### [INPUT DATA]
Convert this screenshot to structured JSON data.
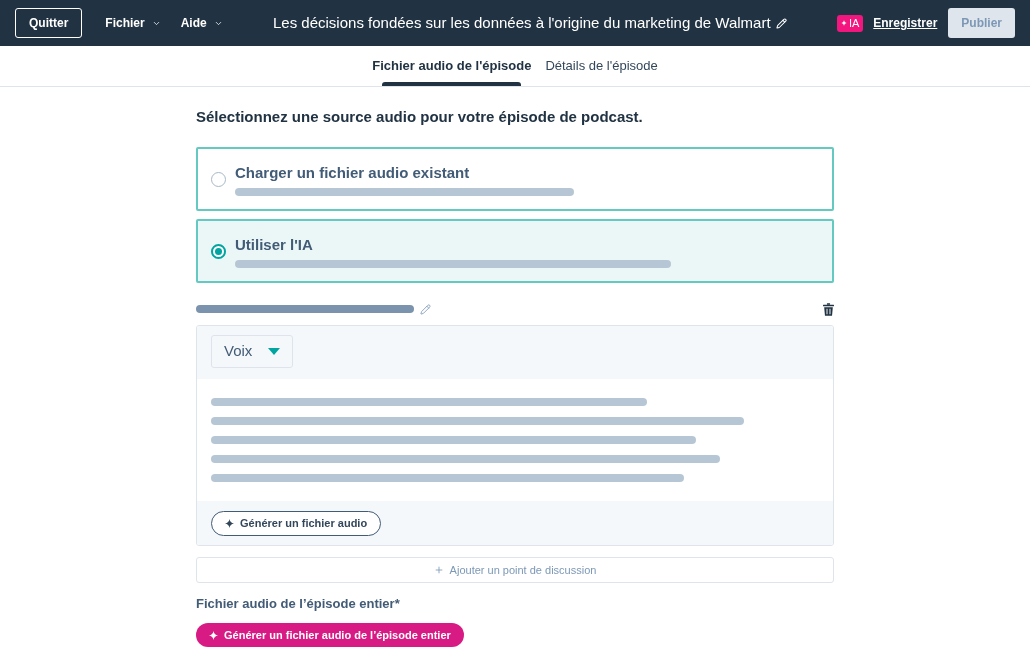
{
  "header": {
    "quit_button": "Quitter",
    "menus": [
      {
        "label": "Fichier"
      },
      {
        "label": "Aide"
      }
    ],
    "title": "Les décisions fondées sur les données à l'origine du marketing de Walmart",
    "ai_button": "IA",
    "save_link": "Enregistrer",
    "publish_button": {
      "label": "Publier",
      "disabled": true
    }
  },
  "tabs": [
    {
      "label": "Fichier audio de l'épisode",
      "selected": true
    },
    {
      "label": "Détails de l'épisode",
      "selected": false
    }
  ],
  "heading": "Sélectionnez une source audio pour votre épisode de podcast.",
  "sources": [
    {
      "label": "Charger un fichier audio existant",
      "selected": false
    },
    {
      "label": "Utiliser l'IA",
      "selected": true
    }
  ],
  "talking_point": {
    "voice_dropdown": "Voix",
    "generate_button": "Générer un fichier audio"
  },
  "add_button": "Ajouter un point de discussion",
  "full_episode": {
    "label": "Fichier audio de l’épisode entier*",
    "generate_button": "Générer un fichier audio de l’épisode entier"
  }
}
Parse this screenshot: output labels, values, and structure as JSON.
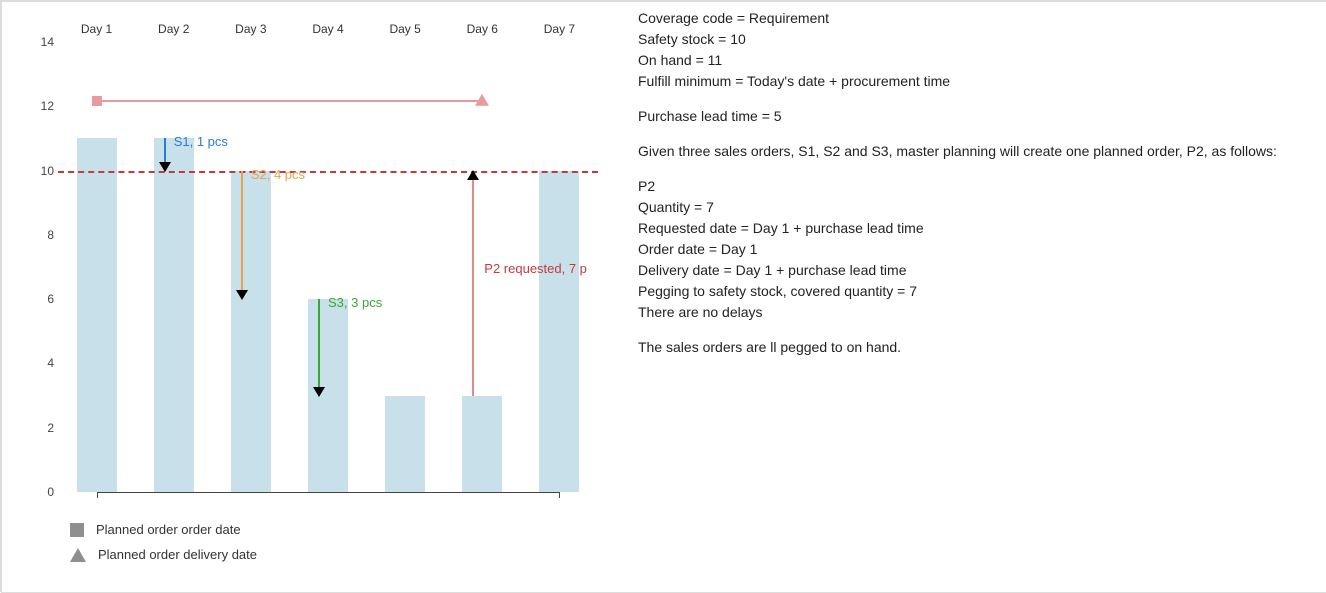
{
  "chart_data": {
    "type": "bar",
    "categories": [
      "Day 1",
      "Day 2",
      "Day 3",
      "Day 4",
      "Day 5",
      "Day 6",
      "Day 7"
    ],
    "values": [
      11,
      11,
      10,
      6,
      3,
      3,
      10
    ],
    "ylim": [
      0,
      14
    ],
    "yticks": [
      0,
      2,
      4,
      6,
      8,
      10,
      12,
      14
    ],
    "safety_stock_line": 10,
    "planned_order": {
      "order_day": 1,
      "delivery_day": 6,
      "quantity": 7,
      "label": "P2 requested, 7 p"
    },
    "sales_orders": [
      {
        "id": "S1",
        "day": 2,
        "qty": 1,
        "from": 11,
        "to": 10,
        "color": "#2a7bd6",
        "label": "S1, 1 pcs"
      },
      {
        "id": "S2",
        "day": 3,
        "qty": 4,
        "from": 10,
        "to": 6,
        "color": "#e8a24d",
        "label": "S2, 4 pcs"
      },
      {
        "id": "S3",
        "day": 4,
        "qty": 3,
        "from": 6,
        "to": 3,
        "color": "#3aa63a",
        "label": "S3, 3 pcs"
      }
    ],
    "legend": {
      "square": "Planned order order date",
      "triangle": "Planned order delivery date"
    }
  },
  "panel": {
    "l1": "Coverage code = Requirement",
    "l2": "Safety stock = 10",
    "l3": "On hand = 11",
    "l4": "Fulfill minimum = Today's date + procurement time",
    "l5": "Purchase lead time = 5",
    "l6": "Given three sales orders, S1, S2 and S3, master planning will create one planned order, P2, as follows:",
    "l7": "P2",
    "l8": "Quantity = 7",
    "l9": "Requested date = Day 1 + purchase lead time",
    "l10": "Order date = Day 1",
    "l11": "Delivery date = Day 1 + purchase lead time",
    "l12": "Pegging to safety stock, covered quantity = 7",
    "l13": "There are no delays",
    "l14": " The sales orders are ll pegged to on hand."
  }
}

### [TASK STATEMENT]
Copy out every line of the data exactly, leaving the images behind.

### [EXERCISE OUTPUT]
Convert this screenshot to structured JSON data.
{
  "header": {
    "quit_button": "Quitter",
    "menus": [
      {
        "label": "Fichier"
      },
      {
        "label": "Aide"
      }
    ],
    "title": "Les décisions fondées sur les données à l'origine du marketing de Walmart",
    "ai_button": "IA",
    "save_link": "Enregistrer",
    "publish_button": {
      "label": "Publier",
      "disabled": true
    }
  },
  "tabs": [
    {
      "label": "Fichier audio de l'épisode",
      "selected": true
    },
    {
      "label": "Détails de l'épisode",
      "selected": false
    }
  ],
  "heading": "Sélectionnez une source audio pour votre épisode de podcast.",
  "sources": [
    {
      "label": "Charger un fichier audio existant",
      "selected": false
    },
    {
      "label": "Utiliser l'IA",
      "selected": true
    }
  ],
  "talking_point": {
    "voice_dropdown": "Voix",
    "generate_button": "Générer un fichier audio"
  },
  "add_button": "Ajouter un point de discussion",
  "full_episode": {
    "label": "Fichier audio de l’épisode entier*",
    "generate_button": "Générer un fichier audio de l’épisode entier"
  }
}
Parse this screenshot: output labels, values, and structure as JSON.
{
  "chart_data": {
    "type": "bar",
    "categories": [
      "Day 1",
      "Day 2",
      "Day 3",
      "Day 4",
      "Day 5",
      "Day 6",
      "Day 7"
    ],
    "values": [
      11,
      11,
      10,
      6,
      3,
      3,
      10
    ],
    "ylim": [
      0,
      14
    ],
    "yticks": [
      0,
      2,
      4,
      6,
      8,
      10,
      12,
      14
    ],
    "safety_stock_line": 10,
    "planned_order": {
      "order_day": 1,
      "delivery_day": 6,
      "quantity": 7,
      "label": "P2 requested, 7 p"
    },
    "sales_orders": [
      {
        "id": "S1",
        "day": 2,
        "qty": 1,
        "from": 11,
        "to": 10,
        "color": "#2a7bd6",
        "label": "S1, 1 pcs"
      },
      {
        "id": "S2",
        "day": 3,
        "qty": 4,
        "from": 10,
        "to": 6,
        "color": "#e8a24d",
        "label": "S2, 4 pcs"
      },
      {
        "id": "S3",
        "day": 4,
        "qty": 3,
        "from": 6,
        "to": 3,
        "color": "#3aa63a",
        "label": "S3, 3 pcs"
      }
    ],
    "legend": {
      "square": "Planned order order date",
      "triangle": "Planned order delivery date"
    }
  },
  "panel": {
    "l1": "Coverage code = Requirement",
    "l2": "Safety stock = 10",
    "l3": "On hand = 11",
    "l4": "Fulfill minimum = Today's date + procurement time",
    "l5": "Purchase lead time = 5",
    "l6": "Given three sales orders, S1, S2 and S3, master planning will create one planned order, P2, as follows:",
    "l7": "P2",
    "l8": "Quantity = 7",
    "l9": "Requested date = Day 1 + purchase lead time",
    "l10": "Order date = Day 1",
    "l11": "Delivery date = Day 1 + purchase lead time",
    "l12": "Pegging to safety stock, covered quantity = 7",
    "l13": "There are no delays",
    "l14": " The sales orders are ll pegged to on hand."
  }
}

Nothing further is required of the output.